··· Data
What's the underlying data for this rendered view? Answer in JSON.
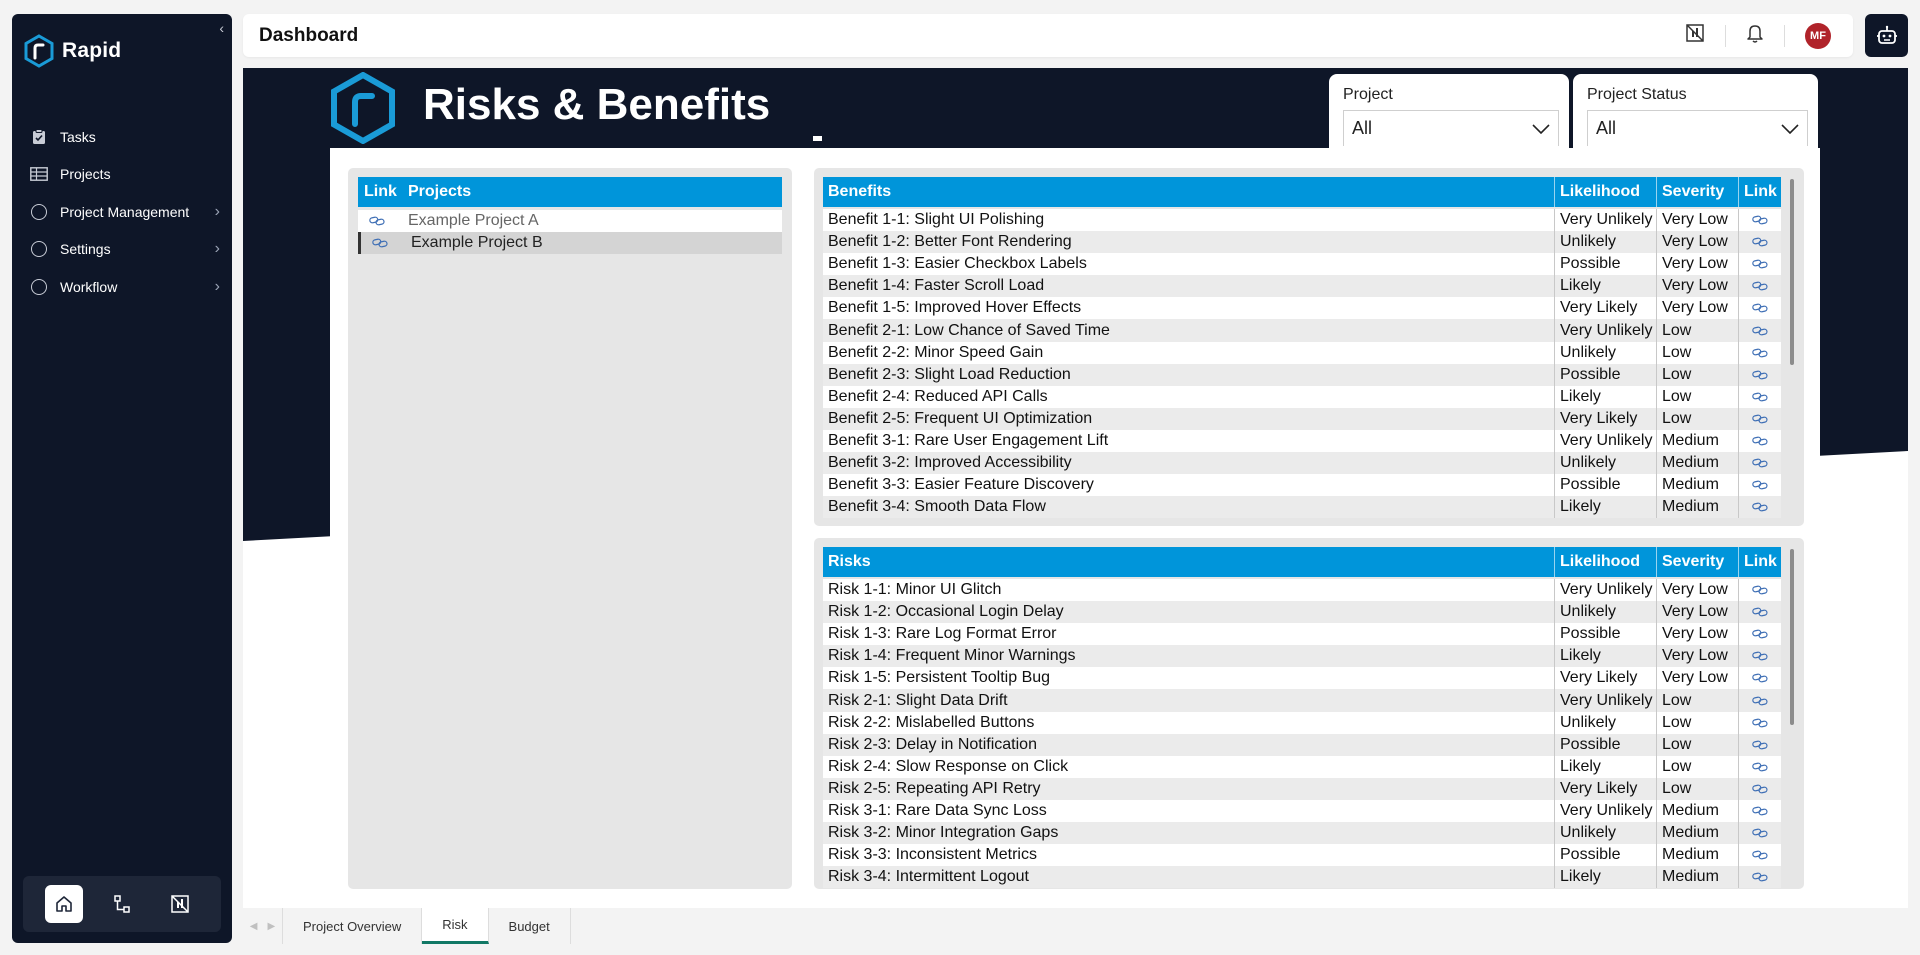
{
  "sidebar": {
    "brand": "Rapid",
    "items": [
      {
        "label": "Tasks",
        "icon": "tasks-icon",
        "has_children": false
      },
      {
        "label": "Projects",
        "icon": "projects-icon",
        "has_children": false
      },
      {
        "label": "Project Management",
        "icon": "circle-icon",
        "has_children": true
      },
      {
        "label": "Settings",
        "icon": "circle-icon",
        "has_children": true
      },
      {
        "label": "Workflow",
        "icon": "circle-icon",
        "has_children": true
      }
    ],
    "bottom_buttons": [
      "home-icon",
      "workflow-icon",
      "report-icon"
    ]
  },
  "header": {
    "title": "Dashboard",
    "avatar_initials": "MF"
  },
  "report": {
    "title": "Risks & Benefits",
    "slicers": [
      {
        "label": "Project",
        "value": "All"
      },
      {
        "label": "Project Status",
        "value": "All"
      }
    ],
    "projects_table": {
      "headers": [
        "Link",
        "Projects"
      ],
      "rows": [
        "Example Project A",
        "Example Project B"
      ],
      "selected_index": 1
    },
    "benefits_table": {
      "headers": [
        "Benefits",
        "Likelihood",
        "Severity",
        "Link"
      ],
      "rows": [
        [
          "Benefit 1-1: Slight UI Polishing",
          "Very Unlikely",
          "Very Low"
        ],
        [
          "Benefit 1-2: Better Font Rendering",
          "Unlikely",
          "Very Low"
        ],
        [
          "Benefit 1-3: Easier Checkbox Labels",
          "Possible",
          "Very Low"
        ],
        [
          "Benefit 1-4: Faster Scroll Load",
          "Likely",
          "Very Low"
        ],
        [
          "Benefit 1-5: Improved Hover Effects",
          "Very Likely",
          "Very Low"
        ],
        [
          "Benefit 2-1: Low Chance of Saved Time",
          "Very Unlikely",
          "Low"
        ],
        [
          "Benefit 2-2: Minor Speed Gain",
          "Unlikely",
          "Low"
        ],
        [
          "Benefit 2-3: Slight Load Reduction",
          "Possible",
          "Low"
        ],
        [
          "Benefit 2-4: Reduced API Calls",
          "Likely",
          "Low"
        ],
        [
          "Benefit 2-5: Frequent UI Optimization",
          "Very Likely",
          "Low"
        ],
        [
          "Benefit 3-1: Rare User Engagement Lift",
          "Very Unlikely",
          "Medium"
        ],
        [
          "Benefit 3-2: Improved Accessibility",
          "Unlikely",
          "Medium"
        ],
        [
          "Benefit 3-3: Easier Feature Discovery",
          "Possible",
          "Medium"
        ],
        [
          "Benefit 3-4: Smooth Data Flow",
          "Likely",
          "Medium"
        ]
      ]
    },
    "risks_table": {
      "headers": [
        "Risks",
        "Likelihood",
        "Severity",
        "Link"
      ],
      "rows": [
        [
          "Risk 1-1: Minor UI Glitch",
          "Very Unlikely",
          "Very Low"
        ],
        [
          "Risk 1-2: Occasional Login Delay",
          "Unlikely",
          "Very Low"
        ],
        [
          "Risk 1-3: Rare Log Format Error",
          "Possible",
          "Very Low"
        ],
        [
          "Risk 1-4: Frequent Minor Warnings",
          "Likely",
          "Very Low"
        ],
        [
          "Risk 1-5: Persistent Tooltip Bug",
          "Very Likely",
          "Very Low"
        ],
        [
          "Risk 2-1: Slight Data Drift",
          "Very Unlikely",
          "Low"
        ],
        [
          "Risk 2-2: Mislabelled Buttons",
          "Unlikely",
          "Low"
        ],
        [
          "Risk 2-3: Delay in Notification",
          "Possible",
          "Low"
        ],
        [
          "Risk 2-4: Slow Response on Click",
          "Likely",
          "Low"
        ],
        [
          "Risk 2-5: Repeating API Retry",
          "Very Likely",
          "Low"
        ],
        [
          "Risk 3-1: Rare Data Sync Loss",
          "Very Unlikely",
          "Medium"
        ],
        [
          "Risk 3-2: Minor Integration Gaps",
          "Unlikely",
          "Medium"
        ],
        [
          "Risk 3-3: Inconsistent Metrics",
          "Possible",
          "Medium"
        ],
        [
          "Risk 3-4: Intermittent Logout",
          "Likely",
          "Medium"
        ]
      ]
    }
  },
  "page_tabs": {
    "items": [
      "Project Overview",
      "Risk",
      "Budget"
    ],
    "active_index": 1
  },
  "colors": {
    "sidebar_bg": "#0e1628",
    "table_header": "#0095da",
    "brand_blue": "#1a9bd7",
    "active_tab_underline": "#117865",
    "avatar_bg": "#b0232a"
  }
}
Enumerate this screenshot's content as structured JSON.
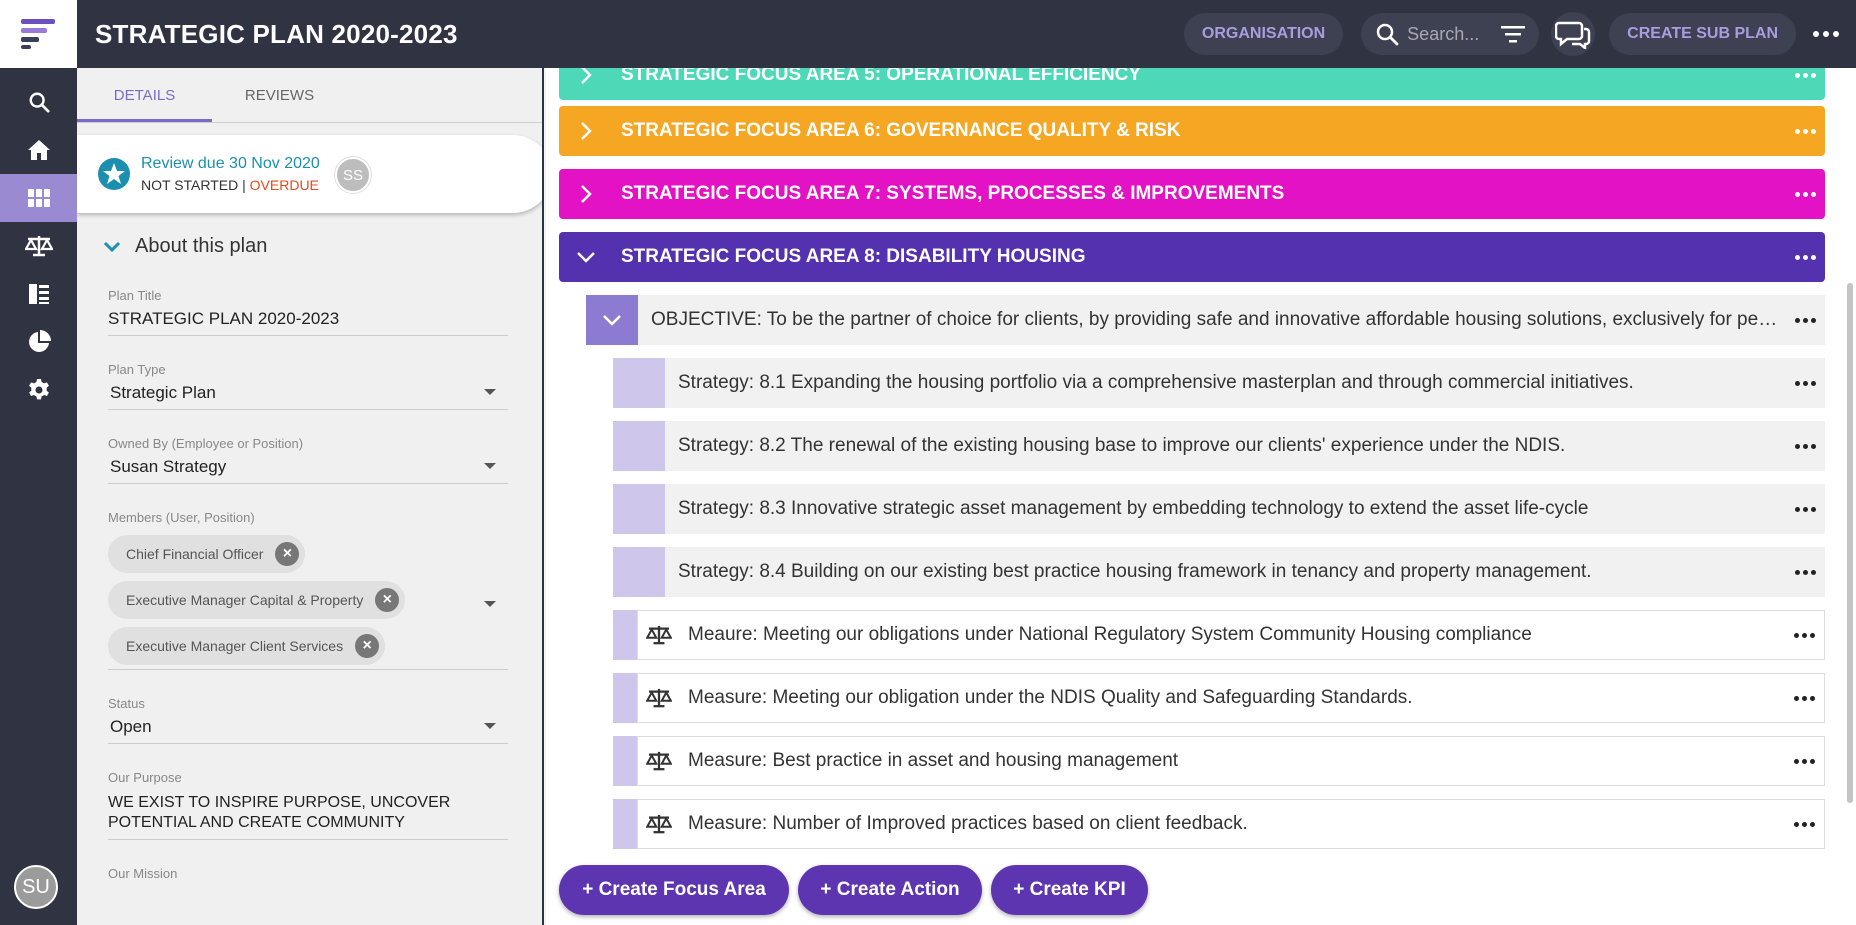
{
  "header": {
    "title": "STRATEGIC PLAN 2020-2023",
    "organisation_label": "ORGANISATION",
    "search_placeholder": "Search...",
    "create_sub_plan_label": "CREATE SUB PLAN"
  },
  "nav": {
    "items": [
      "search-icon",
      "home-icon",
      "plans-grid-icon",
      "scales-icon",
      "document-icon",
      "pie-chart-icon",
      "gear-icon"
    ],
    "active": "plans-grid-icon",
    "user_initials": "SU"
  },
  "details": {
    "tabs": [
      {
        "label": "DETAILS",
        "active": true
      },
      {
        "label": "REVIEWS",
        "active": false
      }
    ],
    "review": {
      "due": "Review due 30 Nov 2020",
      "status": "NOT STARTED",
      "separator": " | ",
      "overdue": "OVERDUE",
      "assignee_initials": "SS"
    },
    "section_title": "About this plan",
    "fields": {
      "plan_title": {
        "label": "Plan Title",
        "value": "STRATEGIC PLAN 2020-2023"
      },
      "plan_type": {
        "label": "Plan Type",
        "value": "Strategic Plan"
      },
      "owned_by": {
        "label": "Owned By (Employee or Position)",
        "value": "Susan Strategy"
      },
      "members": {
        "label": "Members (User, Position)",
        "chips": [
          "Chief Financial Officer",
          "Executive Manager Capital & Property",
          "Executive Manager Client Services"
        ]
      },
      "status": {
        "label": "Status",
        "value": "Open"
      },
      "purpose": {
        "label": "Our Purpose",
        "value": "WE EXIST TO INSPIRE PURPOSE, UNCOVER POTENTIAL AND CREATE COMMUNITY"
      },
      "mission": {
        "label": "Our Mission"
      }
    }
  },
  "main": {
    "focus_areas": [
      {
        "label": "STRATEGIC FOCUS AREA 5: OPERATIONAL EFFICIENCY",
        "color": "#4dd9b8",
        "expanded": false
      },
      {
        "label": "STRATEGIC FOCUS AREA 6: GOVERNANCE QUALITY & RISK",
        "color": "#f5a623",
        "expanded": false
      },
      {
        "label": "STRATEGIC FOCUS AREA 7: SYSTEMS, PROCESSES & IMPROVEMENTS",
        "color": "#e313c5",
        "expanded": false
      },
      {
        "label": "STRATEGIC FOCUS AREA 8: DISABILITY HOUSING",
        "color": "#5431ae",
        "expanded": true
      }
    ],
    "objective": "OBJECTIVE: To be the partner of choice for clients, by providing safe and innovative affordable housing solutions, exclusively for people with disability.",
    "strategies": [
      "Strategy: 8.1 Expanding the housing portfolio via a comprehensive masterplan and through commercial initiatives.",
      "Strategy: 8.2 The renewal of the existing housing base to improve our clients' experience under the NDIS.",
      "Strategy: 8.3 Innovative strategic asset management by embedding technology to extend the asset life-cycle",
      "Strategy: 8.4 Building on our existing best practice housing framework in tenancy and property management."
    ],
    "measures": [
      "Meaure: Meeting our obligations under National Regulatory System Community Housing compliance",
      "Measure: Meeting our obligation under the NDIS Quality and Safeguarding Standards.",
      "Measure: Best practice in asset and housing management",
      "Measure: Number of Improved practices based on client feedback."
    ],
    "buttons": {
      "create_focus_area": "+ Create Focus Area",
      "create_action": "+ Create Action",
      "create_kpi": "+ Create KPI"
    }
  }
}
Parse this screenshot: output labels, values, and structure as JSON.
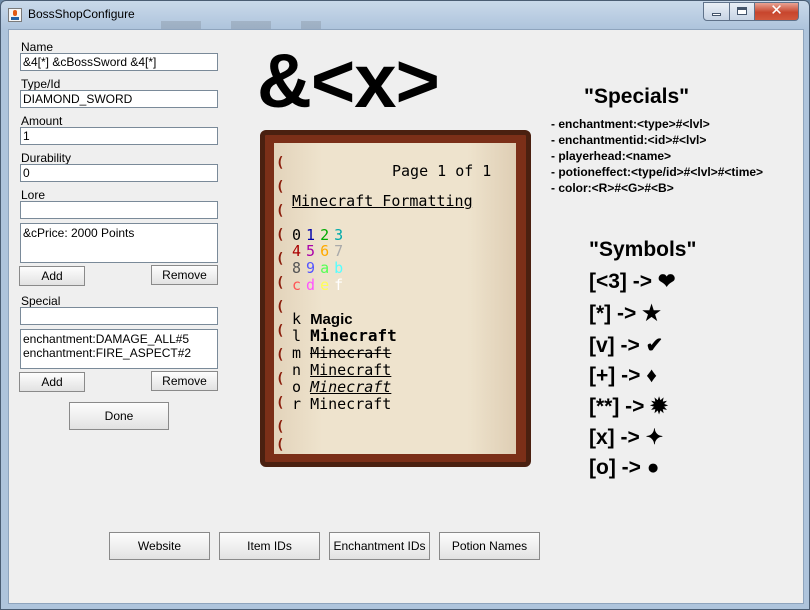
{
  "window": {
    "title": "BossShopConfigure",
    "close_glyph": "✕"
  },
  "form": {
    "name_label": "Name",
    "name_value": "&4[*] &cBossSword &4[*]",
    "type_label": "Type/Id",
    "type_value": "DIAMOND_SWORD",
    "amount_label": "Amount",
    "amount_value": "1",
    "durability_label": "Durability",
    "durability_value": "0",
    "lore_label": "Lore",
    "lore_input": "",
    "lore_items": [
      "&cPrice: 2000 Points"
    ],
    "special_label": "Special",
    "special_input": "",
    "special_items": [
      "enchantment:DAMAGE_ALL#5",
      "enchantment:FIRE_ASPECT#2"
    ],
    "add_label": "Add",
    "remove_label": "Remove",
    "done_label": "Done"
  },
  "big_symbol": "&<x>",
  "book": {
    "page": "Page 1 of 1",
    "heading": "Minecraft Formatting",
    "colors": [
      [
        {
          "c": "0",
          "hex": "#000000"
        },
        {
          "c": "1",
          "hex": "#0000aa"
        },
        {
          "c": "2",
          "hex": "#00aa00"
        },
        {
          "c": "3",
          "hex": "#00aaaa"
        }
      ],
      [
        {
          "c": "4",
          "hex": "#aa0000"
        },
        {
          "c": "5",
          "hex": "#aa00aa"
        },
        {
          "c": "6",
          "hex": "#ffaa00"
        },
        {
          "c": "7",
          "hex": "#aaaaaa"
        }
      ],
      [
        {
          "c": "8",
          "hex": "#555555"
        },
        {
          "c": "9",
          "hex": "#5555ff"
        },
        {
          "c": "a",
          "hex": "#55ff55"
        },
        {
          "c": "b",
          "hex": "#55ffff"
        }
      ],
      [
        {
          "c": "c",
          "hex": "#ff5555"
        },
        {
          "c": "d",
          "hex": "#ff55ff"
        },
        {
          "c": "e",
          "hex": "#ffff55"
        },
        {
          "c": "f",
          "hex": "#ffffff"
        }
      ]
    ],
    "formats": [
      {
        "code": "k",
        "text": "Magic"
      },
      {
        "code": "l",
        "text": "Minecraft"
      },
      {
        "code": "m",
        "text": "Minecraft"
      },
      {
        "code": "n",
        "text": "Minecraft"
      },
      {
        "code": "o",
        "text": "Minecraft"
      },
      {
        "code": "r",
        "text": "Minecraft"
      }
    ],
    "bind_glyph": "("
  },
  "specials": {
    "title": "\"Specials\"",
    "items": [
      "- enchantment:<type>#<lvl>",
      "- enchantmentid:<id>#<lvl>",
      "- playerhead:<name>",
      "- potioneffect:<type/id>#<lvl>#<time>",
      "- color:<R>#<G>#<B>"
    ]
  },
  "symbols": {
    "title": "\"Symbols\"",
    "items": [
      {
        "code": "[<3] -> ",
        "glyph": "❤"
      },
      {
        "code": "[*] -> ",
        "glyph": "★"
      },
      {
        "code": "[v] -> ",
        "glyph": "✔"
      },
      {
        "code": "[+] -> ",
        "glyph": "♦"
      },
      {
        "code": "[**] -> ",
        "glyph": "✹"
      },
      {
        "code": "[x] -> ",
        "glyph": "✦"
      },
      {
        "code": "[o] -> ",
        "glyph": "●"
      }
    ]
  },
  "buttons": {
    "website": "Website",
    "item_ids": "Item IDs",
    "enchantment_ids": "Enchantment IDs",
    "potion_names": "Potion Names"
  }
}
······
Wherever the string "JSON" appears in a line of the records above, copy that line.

What's the underlying data for this rendered view? Answer in JSON.
Enumerate this screenshot's content as structured JSON.
Parse this screenshot: output labels, values, and structure as JSON.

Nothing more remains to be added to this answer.